By Doug Barth, COO and General Counsel, Family Action Council of Tennessee (FACT)

Printed in the Knoxville News Sentinel
Saturday, March 8, 2014

A sad day occurred recently when a right guaranteed by the First Amendment and the unalienable right of liberty in the Declaration of Independence were greatly undermined. That day? The day Arizona’s governor vetoed Senate Bill 1062.

It was a simple bill. But what it would have done was quickly drowned under a deluge of misrepresentations and distortions.

In 1993 Congress passed, almost unanimously, the Religious Freedom Restoration Act. None other than liberal Sen. Ted Kennedy of Massachusetts sponsored it in the Senate, and President Bill Clinton signed it into law. Today, 18 states, including Tennessee, have their own RFRAs and at least 12 other states interpret their state constitutions similarly. These laws all say that government cannot substantially burden a person’s exercise of religion unless it can show a compelling justification.

For several years, Arizona has had its own RFRA, modeled upon the federal version. To resolve two ambiguities and bring its RFRA into conformity with federal law, Senate Bill 1062 would have done two things: (1) clarify that the law applies to businesses, and (2) provide its protections to people and businesses sued by private citizens invoking a state or local law enacted by government when the government is not a party.

That’s it. No provision allowing a business to get by with discrimination simply by asserting a “religious belief.” Not one word in the bill about homosexuals or same-sex marriage.

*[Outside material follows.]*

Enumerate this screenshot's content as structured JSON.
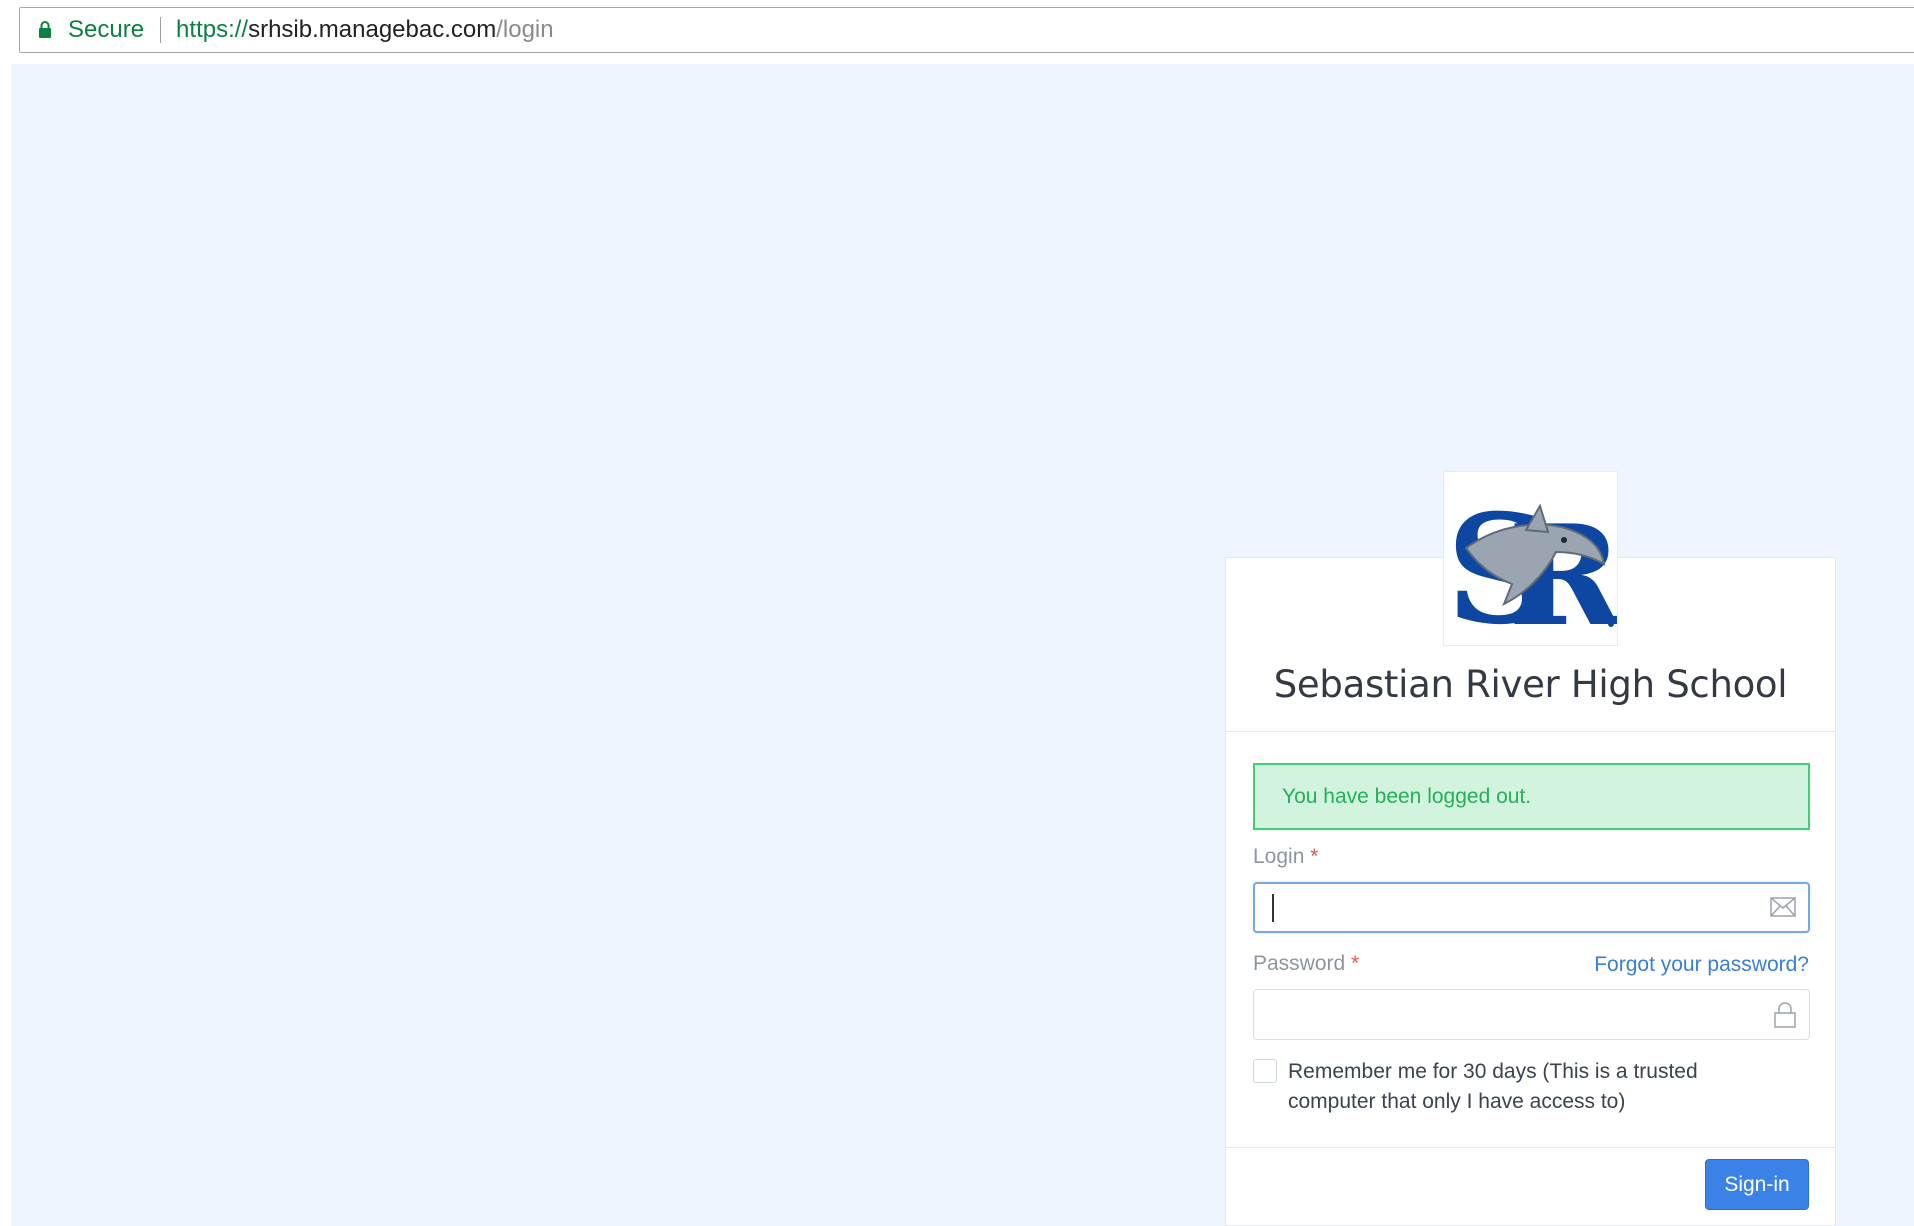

Importantly, under Arizona’s RFRA, the person or business being sued would still have to prove that (a) his action or refusal to act was motivated by a sincerely held religious belief, and (b) the law relied on by the party bringing the suit imposed a substantial burden upon his exercise of that belief. The winner would be decided by a judge or jury in court.

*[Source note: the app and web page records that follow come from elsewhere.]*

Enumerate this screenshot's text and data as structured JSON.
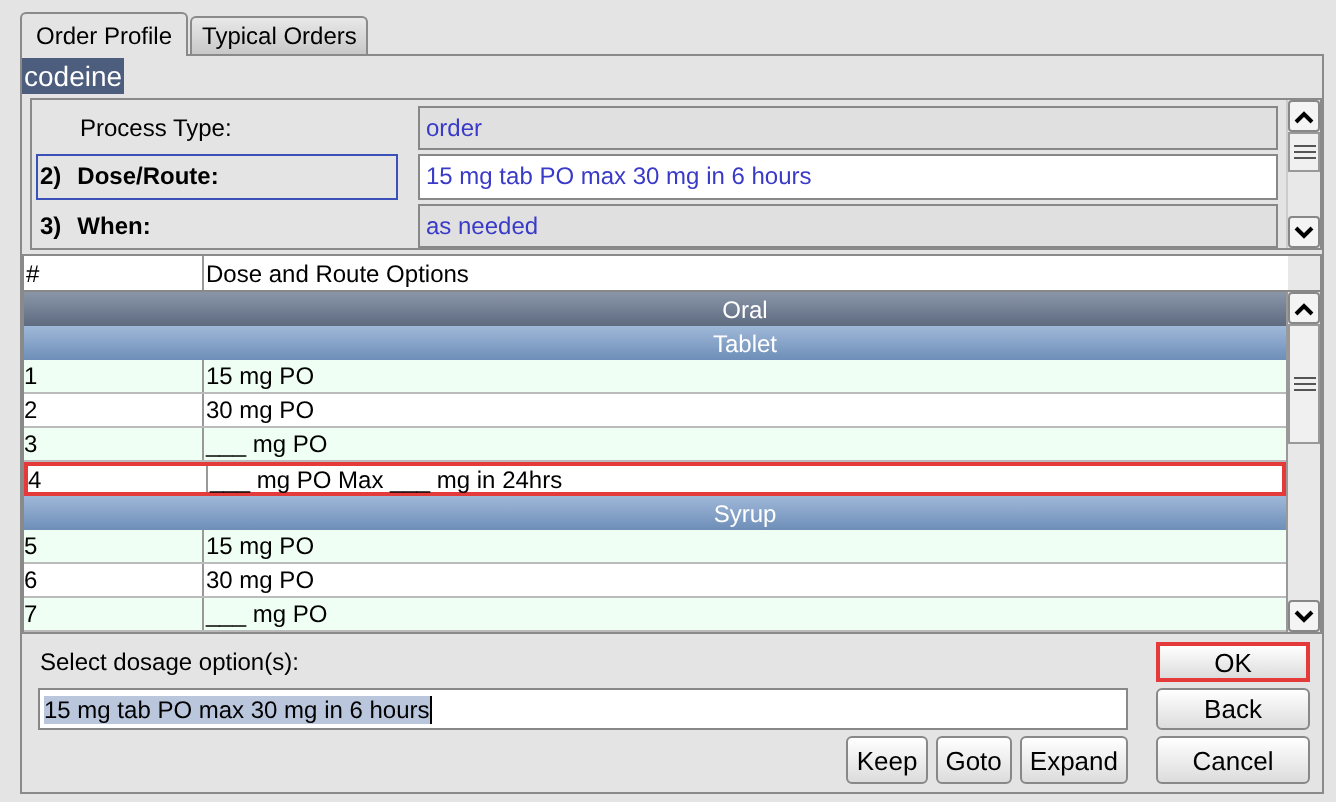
{
  "tabs": [
    {
      "label": "Order Profile",
      "selected": true
    },
    {
      "label": "Typical Orders",
      "selected": false
    }
  ],
  "drug_name": "codeine",
  "fields": [
    {
      "kind": "info",
      "label": "Process Type:",
      "value": "order",
      "selected": false
    },
    {
      "kind": "step",
      "number": "2)",
      "label": "Dose/Route:",
      "value": "15 mg tab PO max 30 mg in 6 hours",
      "selected": true
    },
    {
      "kind": "step",
      "number": "3)",
      "label": "When:",
      "value": "as needed",
      "selected": false
    }
  ],
  "table": {
    "columns": [
      "#",
      "Dose and Route Options"
    ],
    "rows": [
      {
        "kind": "category",
        "text": "Oral"
      },
      {
        "kind": "form",
        "text": "Tablet"
      },
      {
        "kind": "option",
        "number": "1",
        "text": "15 mg PO",
        "selected": false
      },
      {
        "kind": "option",
        "number": "2",
        "text": "30 mg PO",
        "selected": false
      },
      {
        "kind": "option",
        "number": "3",
        "text": "___ mg PO",
        "selected": false
      },
      {
        "kind": "option",
        "number": "4",
        "text": "___ mg PO Max ___ mg in 24hrs",
        "selected": true
      },
      {
        "kind": "form",
        "text": "Syrup"
      },
      {
        "kind": "option",
        "number": "5",
        "text": "15 mg PO",
        "selected": false
      },
      {
        "kind": "option",
        "number": "6",
        "text": "30 mg PO",
        "selected": false
      },
      {
        "kind": "option",
        "number": "7",
        "text": "___ mg PO",
        "selected": false
      }
    ]
  },
  "prompt": "Select dosage option(s):",
  "selection_value": "15 mg tab PO max 30 mg in 6 hours",
  "buttons": [
    {
      "label": "OK",
      "kind": "side",
      "focused": true
    },
    {
      "label": "Back",
      "kind": "side",
      "focused": false
    },
    {
      "label": "Keep",
      "kind": "small",
      "focused": false
    },
    {
      "label": "Goto",
      "kind": "small",
      "focused": false
    },
    {
      "label": "Expand",
      "kind": "small",
      "focused": false
    },
    {
      "label": "Cancel",
      "kind": "side",
      "focused": false
    }
  ]
}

To the extent SB 1062’s provisions might apply to matters such as gay weddings, the issue was whether government should be able to force people of faith to enter into a business relationship regarding a private event that violates their sincerely held religious beliefs. The issue was not whether businesses owned by people of faith should provide services for gay weddings.

Think about the significance of SB 1062’s defeat upon the First Amendment’s “free exercise” of religion and its broader implications on the “unalienable” right of liberty in the Declaration of Independence:

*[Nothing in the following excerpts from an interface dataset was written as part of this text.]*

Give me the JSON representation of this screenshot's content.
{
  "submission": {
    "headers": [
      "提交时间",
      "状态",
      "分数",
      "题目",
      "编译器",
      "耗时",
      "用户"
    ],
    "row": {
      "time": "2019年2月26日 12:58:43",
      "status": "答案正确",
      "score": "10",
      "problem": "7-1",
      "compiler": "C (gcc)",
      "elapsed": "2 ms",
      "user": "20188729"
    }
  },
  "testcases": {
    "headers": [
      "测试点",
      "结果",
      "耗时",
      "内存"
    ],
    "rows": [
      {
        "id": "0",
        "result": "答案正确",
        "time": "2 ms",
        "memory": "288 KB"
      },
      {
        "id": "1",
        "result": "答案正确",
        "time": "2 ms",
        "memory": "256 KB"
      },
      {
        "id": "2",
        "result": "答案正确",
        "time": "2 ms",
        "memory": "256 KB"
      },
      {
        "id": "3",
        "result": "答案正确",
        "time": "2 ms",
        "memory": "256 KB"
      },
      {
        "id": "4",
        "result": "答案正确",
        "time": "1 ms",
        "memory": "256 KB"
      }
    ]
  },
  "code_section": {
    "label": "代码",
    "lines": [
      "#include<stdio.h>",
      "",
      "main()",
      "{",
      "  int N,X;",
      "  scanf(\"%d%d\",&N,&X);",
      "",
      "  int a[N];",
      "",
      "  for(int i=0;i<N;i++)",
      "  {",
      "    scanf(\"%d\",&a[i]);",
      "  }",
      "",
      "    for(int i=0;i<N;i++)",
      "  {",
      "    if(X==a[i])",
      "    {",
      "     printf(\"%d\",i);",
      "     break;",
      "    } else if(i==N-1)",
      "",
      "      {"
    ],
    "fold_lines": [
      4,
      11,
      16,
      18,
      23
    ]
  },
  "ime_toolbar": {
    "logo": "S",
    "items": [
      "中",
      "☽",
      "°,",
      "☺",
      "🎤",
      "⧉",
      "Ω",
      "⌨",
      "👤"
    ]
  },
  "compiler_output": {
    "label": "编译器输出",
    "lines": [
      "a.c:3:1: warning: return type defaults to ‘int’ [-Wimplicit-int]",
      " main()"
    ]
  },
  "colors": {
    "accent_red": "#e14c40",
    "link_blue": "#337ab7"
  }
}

  • Should a Jewish-owned catering business be forced under law by an anti-Semitic group to cater an event denouncing Judaism?
  • Is it any more right for a Christian or Muslim-owned florist to be forced by government to provide flowers for a same-sex wedding ceremony that violates their religious beliefs than for a gay-owned printing business to be forced by government to print flyers for an organization advocating the criminalization of homosexuality?

In a letter supporting the bill from 11 law professors—some Republicans, some Democrats, some from liberal bastions like Harvard and the University of Virginia—noted “the bill has been egregiously misrepresented by many of its critics.” Indeed it was.

Although the Tennessee Senate is not proceeding this year with a bill prohibiting government from forcing businesses to participate in certain activities that would violate their religious beliefs, it is likely that similar legislation will arise again. When that happens, Tennesseans hopefully will see through the misrepresentations and distortions, and stand up for the free exercise of religion and the unalienable right of liberty.